> _What you should do_: The answer must be an exact copy of the listing below.

Content starts

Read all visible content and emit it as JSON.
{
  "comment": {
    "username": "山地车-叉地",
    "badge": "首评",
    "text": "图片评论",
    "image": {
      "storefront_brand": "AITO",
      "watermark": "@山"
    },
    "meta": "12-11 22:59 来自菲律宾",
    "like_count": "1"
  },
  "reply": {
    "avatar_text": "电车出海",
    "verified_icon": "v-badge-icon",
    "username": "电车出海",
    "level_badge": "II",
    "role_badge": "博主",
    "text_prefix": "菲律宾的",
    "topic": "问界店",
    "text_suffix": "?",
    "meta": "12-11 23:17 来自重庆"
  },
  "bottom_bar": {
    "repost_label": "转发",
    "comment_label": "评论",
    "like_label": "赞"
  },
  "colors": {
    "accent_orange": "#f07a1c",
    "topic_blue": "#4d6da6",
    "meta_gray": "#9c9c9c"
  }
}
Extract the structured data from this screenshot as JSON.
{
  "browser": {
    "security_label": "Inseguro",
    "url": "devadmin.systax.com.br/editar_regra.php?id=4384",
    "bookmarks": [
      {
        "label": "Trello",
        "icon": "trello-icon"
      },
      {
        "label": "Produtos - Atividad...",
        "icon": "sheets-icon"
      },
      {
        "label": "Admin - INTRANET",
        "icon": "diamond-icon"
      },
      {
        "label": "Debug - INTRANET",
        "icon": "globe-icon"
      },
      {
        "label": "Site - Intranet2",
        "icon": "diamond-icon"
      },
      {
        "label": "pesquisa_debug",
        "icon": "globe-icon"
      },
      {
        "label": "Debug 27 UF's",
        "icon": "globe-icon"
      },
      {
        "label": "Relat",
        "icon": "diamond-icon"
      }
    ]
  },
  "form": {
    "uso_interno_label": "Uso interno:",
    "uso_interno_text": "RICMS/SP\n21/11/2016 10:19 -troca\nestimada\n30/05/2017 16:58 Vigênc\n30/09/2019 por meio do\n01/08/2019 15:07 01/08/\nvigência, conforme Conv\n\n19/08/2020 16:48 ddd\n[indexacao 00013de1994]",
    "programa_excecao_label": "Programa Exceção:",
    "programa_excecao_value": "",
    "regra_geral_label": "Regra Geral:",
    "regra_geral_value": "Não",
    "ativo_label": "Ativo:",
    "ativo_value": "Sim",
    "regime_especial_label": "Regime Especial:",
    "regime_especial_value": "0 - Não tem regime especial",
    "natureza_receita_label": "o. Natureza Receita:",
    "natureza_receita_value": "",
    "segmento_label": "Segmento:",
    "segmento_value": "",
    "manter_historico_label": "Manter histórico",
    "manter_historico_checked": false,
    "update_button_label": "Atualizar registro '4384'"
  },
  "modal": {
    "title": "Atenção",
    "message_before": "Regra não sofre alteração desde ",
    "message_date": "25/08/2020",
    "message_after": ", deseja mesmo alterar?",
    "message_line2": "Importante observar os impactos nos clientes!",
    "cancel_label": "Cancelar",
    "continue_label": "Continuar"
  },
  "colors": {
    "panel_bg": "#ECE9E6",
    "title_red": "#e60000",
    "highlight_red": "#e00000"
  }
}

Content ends

> _Result for this task_:
Read all visible content and emit it as JSON.
{
  "comment": {
    "username": "山地车-叉地",
    "badge": "首评",
    "text": "图片评论",
    "image": {
      "storefront_brand": "AITO",
      "watermark": "@山"
    },
    "meta": "12-11 22:59 来自菲律宾",
    "like_count": "1"
  },
  "reply": {
    "avatar_text": "电车出海",
    "verified_icon": "v-badge-icon",
    "username": "电车出海",
    "level_badge": "II",
    "role_badge": "博主",
    "text_prefix": "菲律宾的",
    "topic": "问界店",
    "text_suffix": "?",
    "meta": "12-11 23:17 来自重庆"
  },
  "bottom_bar": {
    "repost_label": "转发",
    "comment_label": "评论",
    "like_label": "赞"
  },
  "colors": {
    "accent_orange": "#f07a1c",
    "topic_blue": "#4d6da6",
    "meta_gray": "#9c9c9c"
  }
}
Extract the structured data from this screenshot as JSON.
{
  "browser": {
    "security_label": "Inseguro",
    "url": "devadmin.systax.com.br/editar_regra.php?id=4384",
    "bookmarks": [
      {
        "label": "Trello",
        "icon": "trello-icon"
      },
      {
        "label": "Produtos - Atividad...",
        "icon": "sheets-icon"
      },
      {
        "label": "Admin - INTRANET",
        "icon": "diamond-icon"
      },
      {
        "label": "Debug - INTRANET",
        "icon": "globe-icon"
      },
      {
        "label": "Site - Intranet2",
        "icon": "diamond-icon"
      },
      {
        "label": "pesquisa_debug",
        "icon": "globe-icon"
      },
      {
        "label": "Debug 27 UF's",
        "icon": "globe-icon"
      },
      {
        "label": "Relat",
        "icon": "diamond-icon"
      }
    ]
  },
  "form": {
    "uso_interno_label": "Uso interno:",
    "uso_interno_text": "RICMS/SP\n21/11/2016 10:19 -troca\nestimada\n30/05/2017 16:58 Vigênc\n30/09/2019 por meio do\n01/08/2019 15:07 01/08/\nvigência, conforme Conv\n\n19/08/2020 16:48 ddd\n[indexacao 00013de1994]",
    "programa_excecao_label": "Programa Exceção:",
    "programa_excecao_value": "",
    "regra_geral_label": "Regra Geral:",
    "regra_geral_value": "Não",
    "ativo_label": "Ativo:",
    "ativo_value": "Sim",
    "regime_especial_label": "Regime Especial:",
    "regime_especial_value": "0 - Não tem regime especial",
    "natureza_receita_label": "o. Natureza Receita:",
    "natureza_receita_value": "",
    "segmento_label": "Segmento:",
    "segmento_value": "",
    "manter_historico_label": "Manter histórico",
    "manter_historico_checked": false,
    "update_button_label": "Atualizar registro '4384'"
  },
  "modal": {
    "title": "Atenção",
    "message_before": "Regra não sofre alteração desde ",
    "message_date": "25/08/2020",
    "message_after": ", deseja mesmo alterar?",
    "message_line2": "Importante observar os impactos nos clientes!",
    "cancel_label": "Cancelar",
    "continue_label": "Continuar"
  },
  "colors": {
    "panel_bg": "#ECE9E6",
    "title_red": "#e60000",
    "highlight_red": "#e00000"
  }
}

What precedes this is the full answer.